He’s come a long way. It’s hard to claim that a teen-ager earning seven figures graduated from the School of Hard Knocks. Most racers go there, and the ones who are good graduate.

I had seen it before. Kid named Jeff Gordon. He wound up winning four championships. Now Logano has won one, too. Cue up “Pomp and Circumstances.” Nov. 18 was Graduation Day.

When Logano debuted in New Hampshire in 2008, some said he was the biggest thing since sliced bread.

They called him “Sliced Bread,” though it never grew popular enough for a garish announcer to yell, “… and ‘Sliced Bread’ Logano dives into turn three!”

He was a racer, custom-made and computer-generated. He had the benefit of every skill money could buy. Money couldn’t buy toughness. That Logano had to acquire in the Department of Adversity in the School of Hard Knocks, where he had no choice but to matriculate.

Now he’s 28, happily married to the former Brittany Baca, with a son, Hudson Joseph Logano. As a side note, I can now understand the words he says.

I used to say that Gordon was the driver I most admired, but Tony Stewart was the one with whom I’d want to have a few beers. Stewart was trouble. Stewart was worth it.

NASCAR hands out a gigantic trophy to the driver who wins the Monster Energy Cup championship. It makes sense for a Monster Cup to be a monster cup.

Logano deserved his championship as much as the game-show format allows.

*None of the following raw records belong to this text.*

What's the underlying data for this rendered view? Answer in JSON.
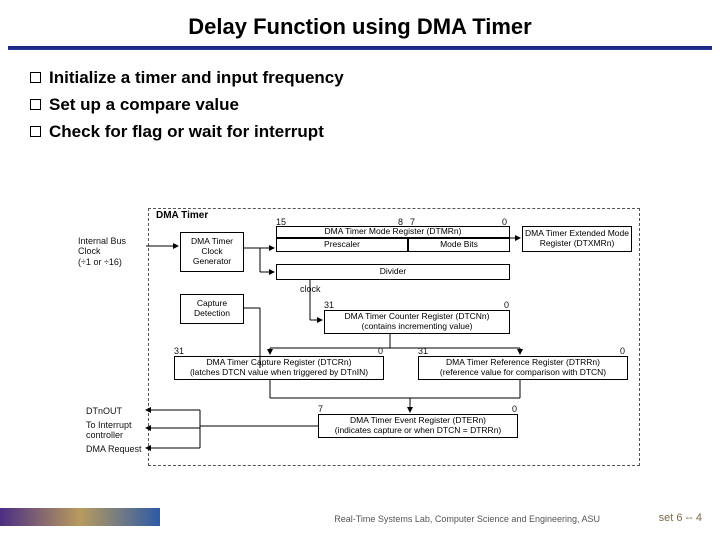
{
  "title": "Delay Function using DMA Timer",
  "bullets": [
    "Initialize a timer and input frequency",
    "Set up a compare value",
    "Check for flag or wait for interrupt"
  ],
  "diagram": {
    "title": "DMA Timer",
    "left_input": "Internal Bus Clock",
    "left_input_sub": "(÷1 or ÷16)",
    "clock_gen": "DMA Timer\nClock\nGenerator",
    "capture": "Capture\nDetection",
    "clock_out": "clock",
    "num_top_15": "15",
    "num_top_8": "8",
    "num_top_7": "7",
    "num_top_0": "0",
    "tmr": "DMA Timer Mode Register (DTMRn)",
    "tmr_left": "Prescaler",
    "tmr_right": "Mode Bits",
    "xmr": "DMA Timer Extended Mode\nRegister (DTXMRn)",
    "divider": "Divider",
    "num31": "31",
    "num0b": "0",
    "dtcn": "DMA Timer Counter Register (DTCNn)\n(contains incrementing value)",
    "dtcr_num_l": "31",
    "dtcr_num_r": "0",
    "dtcr": "DMA Timer Capture Register (DTCRn)\n(latches DTCN value when triggered by DTnIN)",
    "dtrr_num_l": "31",
    "dtrr_num_r": "0",
    "dtrr": "DMA Timer Reference Register (DTRRn)\n(reference value for comparison with DTCN)",
    "ev_num_l": "7",
    "ev_num_r": "0",
    "dter": "DMA Timer Event Register (DTERn)\n(indicates capture or when DTCN = DTRRn)",
    "out1": "DTnOUT",
    "out2": "To Interrupt\ncontroller",
    "out3": "DMA Request"
  },
  "footer": "Real-Time Systems Lab, Computer Science and Engineering, ASU",
  "page": "set 6 -- 4"
}
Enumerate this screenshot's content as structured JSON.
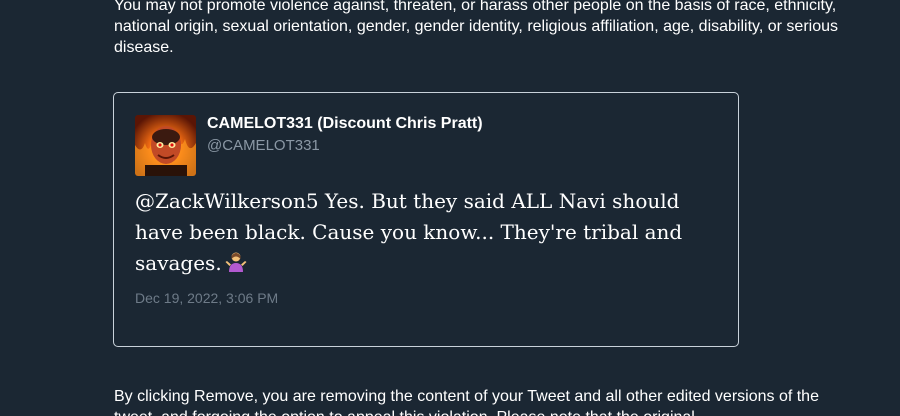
{
  "policy": {
    "text": "You may not promote violence against, threaten, or harass other people on the basis of race, ethnicity, national origin, sexual orientation, gender, gender identity, religious affiliation, age, disability, or serious disease."
  },
  "tweet": {
    "display_name": "CAMELOT331 (Discount Chris Pratt)",
    "handle": "@CAMELOT331",
    "text": "@ZackWilkerson5 Yes. But they said ALL Navi should have been black. Cause you know... They're tribal and savages.",
    "emoji": "person-shrugging",
    "timestamp": "Dec 19, 2022, 3:06 PM",
    "avatar": "profile-photo"
  },
  "removal": {
    "text": "By clicking Remove, you are removing the content of your Tweet and all other edited versions of the tweet, and forgoing the option to appeal this violation. Please note that the original"
  }
}
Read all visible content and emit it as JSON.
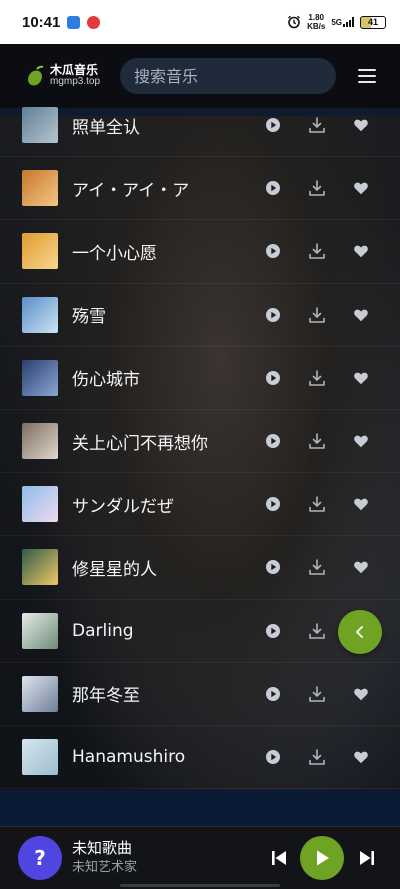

He won his way into the finals and beat three drivers who had enjoyed better seasons than he over the first 35 races.

That trophy is the point in a driver’s career when he officially, unquestionably, becomes a man.